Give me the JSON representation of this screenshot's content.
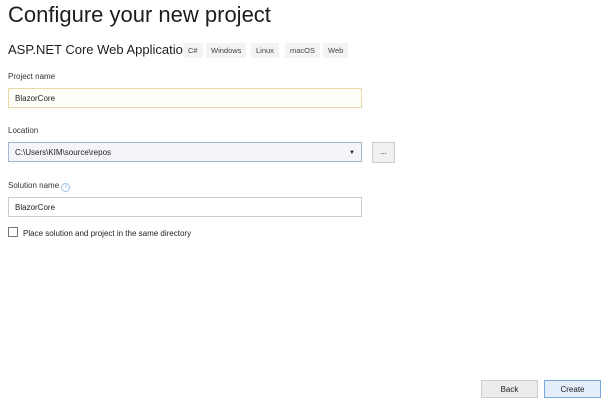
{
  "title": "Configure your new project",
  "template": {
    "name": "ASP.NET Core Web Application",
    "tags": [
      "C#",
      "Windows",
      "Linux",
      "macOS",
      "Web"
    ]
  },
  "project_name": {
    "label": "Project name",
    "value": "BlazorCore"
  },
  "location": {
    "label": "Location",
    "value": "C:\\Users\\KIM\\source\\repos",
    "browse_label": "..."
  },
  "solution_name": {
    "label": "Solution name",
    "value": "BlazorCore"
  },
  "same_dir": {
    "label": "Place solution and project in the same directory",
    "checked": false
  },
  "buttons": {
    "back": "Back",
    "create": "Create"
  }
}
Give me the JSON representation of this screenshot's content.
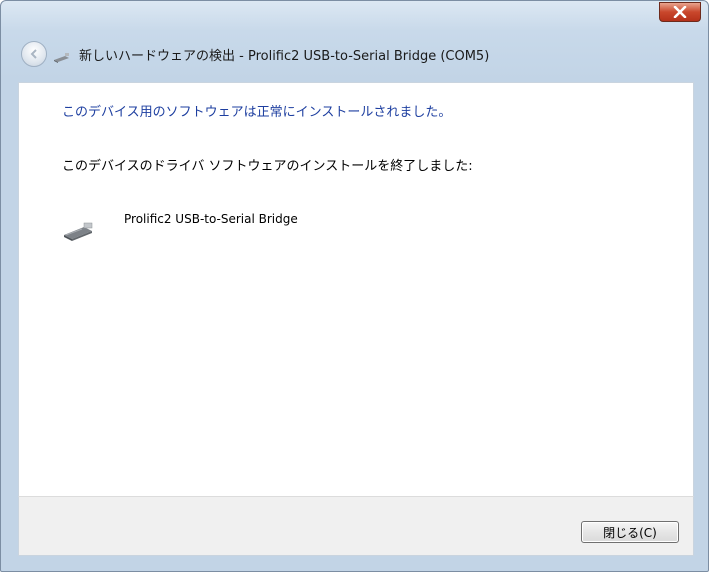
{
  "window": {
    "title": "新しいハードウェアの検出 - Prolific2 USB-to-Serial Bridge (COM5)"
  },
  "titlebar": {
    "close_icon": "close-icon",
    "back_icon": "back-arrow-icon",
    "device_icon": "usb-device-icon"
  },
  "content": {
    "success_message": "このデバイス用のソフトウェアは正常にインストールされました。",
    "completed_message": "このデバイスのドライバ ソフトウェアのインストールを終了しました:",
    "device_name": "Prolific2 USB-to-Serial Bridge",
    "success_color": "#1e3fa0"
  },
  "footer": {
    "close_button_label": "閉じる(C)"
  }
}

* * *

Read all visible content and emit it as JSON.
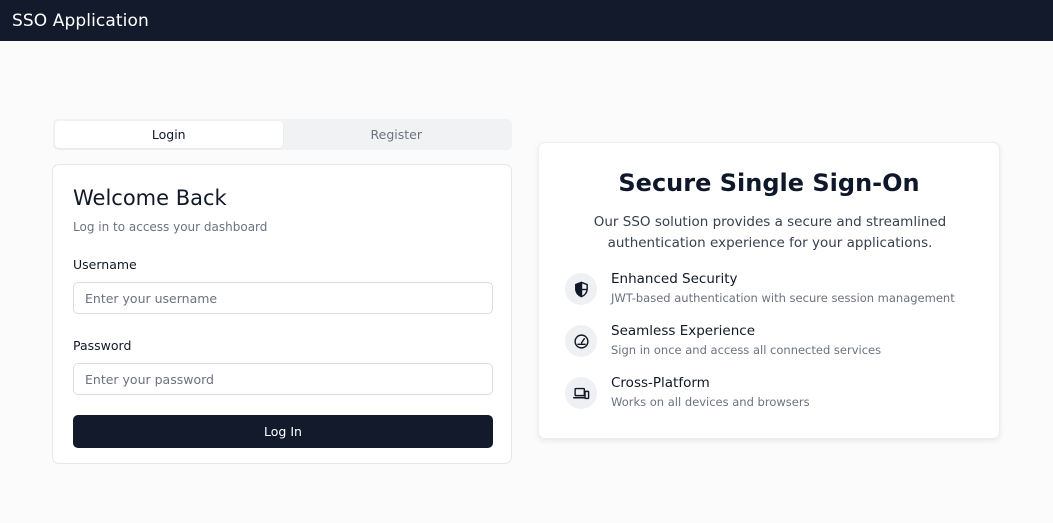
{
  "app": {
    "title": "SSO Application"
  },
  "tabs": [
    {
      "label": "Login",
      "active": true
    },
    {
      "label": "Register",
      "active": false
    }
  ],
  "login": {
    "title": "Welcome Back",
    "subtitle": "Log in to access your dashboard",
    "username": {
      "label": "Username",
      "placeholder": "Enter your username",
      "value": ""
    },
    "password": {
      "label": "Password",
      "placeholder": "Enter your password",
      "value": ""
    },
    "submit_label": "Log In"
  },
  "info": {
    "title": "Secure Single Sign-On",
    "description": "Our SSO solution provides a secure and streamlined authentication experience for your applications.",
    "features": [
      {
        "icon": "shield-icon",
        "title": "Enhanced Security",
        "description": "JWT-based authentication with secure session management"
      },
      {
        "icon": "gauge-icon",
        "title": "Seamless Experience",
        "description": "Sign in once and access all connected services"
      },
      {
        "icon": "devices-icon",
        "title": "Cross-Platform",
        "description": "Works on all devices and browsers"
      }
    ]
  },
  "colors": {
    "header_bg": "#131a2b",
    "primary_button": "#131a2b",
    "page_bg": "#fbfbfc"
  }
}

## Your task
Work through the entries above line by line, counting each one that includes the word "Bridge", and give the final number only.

## The answer
2